From www.haematologyetc.co.uk

Described by: Richard Cabot (American physician in 1903)


Appearance

They are rarely seen; however when present their appearance is of violet coloured thin strands, that form single or double loops.

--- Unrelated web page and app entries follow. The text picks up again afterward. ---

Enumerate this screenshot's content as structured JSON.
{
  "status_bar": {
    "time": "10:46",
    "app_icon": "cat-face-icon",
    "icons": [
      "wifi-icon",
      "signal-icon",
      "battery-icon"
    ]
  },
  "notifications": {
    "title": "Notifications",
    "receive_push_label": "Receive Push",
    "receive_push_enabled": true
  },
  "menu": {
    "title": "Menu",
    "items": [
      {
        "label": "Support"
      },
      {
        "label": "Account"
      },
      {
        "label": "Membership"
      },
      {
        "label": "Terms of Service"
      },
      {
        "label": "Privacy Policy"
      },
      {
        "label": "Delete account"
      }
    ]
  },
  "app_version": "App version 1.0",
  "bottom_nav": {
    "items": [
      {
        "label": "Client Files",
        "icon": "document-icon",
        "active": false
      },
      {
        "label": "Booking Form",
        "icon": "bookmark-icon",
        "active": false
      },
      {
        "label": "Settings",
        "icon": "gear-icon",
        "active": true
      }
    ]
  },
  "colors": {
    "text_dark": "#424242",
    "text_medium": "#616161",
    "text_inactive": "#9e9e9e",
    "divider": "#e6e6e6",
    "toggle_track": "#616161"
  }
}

Most often they are seen in polychromatic red cells.




Image: Cabot ring in 'figure of 8' appearance, within a pale (polychromatic) red cell


Significance

They reflect stressed or disordered haematopoiesis


Pitfalls

Occasionally water entering during slide-fixation can cause a ring-like appearance affecting multiple cells, this will generally affect large numbers of cells.


Causes


OCCUR IN STATES OF STRESSED HAEMATOPOIESIS, examples below
Megaloblastic anaemias
Myelodysplasia and myelofibrosis
Drug effects.


Pathobiology

These are residual microtubular structures that are believed to represent the remains of the mitotic spindle formed during cell division.